Collection entries:
▶

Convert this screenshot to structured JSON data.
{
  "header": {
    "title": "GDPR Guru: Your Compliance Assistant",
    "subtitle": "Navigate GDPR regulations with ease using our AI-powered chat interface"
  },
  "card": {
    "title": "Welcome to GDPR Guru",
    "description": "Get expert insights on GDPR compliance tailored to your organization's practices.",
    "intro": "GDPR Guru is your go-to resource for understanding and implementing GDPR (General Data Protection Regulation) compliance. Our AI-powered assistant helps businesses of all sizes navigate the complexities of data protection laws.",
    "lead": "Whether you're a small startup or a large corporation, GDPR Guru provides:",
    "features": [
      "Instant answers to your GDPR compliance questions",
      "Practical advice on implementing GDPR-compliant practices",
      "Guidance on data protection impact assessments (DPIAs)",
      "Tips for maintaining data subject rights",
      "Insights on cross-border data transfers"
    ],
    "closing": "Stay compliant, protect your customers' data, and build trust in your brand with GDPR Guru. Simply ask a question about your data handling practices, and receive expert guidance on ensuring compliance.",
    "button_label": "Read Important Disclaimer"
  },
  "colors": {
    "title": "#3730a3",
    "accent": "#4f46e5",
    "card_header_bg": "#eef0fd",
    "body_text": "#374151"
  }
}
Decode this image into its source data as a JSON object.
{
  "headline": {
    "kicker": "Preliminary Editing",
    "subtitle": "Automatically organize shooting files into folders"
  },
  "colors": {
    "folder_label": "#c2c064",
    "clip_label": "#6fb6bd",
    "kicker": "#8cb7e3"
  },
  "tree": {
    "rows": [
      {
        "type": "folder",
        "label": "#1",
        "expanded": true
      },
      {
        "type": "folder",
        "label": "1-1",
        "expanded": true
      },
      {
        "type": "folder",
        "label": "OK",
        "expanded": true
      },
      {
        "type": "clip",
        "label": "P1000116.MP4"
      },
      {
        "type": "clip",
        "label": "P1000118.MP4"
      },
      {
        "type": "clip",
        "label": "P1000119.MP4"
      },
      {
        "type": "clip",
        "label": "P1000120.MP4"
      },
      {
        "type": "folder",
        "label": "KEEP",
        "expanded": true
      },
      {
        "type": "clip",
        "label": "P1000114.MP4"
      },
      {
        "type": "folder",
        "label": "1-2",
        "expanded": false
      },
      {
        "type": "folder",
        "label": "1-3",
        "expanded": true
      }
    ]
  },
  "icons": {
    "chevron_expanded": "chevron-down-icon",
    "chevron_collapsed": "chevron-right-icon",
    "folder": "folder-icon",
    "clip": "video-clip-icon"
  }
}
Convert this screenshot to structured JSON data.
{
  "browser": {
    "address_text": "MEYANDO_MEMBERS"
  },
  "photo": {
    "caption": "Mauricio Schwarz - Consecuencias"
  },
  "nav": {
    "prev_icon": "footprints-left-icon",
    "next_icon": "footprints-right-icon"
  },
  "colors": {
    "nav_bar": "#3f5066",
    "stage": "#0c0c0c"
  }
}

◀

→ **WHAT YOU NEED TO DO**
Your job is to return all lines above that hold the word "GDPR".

→ **ANSWER TO THIS EXERCISE**
    "title": "GDPR Guru: Your Compliance Assistant",
    "subtitle": "Navigate GDPR regulations with ease using our AI-powered chat interface"
    "title": "Welcome to GDPR Guru",
    "description": "Get expert insights on GDPR compliance tailored to your organization's practices.",
    "intro": "GDPR Guru is your go-to resource for understanding and implementing GDPR (General Data Protection Regulation) compliance. Our AI-powered assistant helps businesses of all sizes navigate the complexities of data protection laws.",
    "lead": "Whether you're a small startup or a large corporation, GDPR Guru provides:",
      "Instant answers to your GDPR compliance questions",
      "Practical advice on implementing GDPR-compliant practices",
    "closing": "Stay compliant, protect your customers' data, and build trust in your brand with GDPR Guru. Simply ask a question about your data handling practices, and receive expert guidance on ensuring compliance.",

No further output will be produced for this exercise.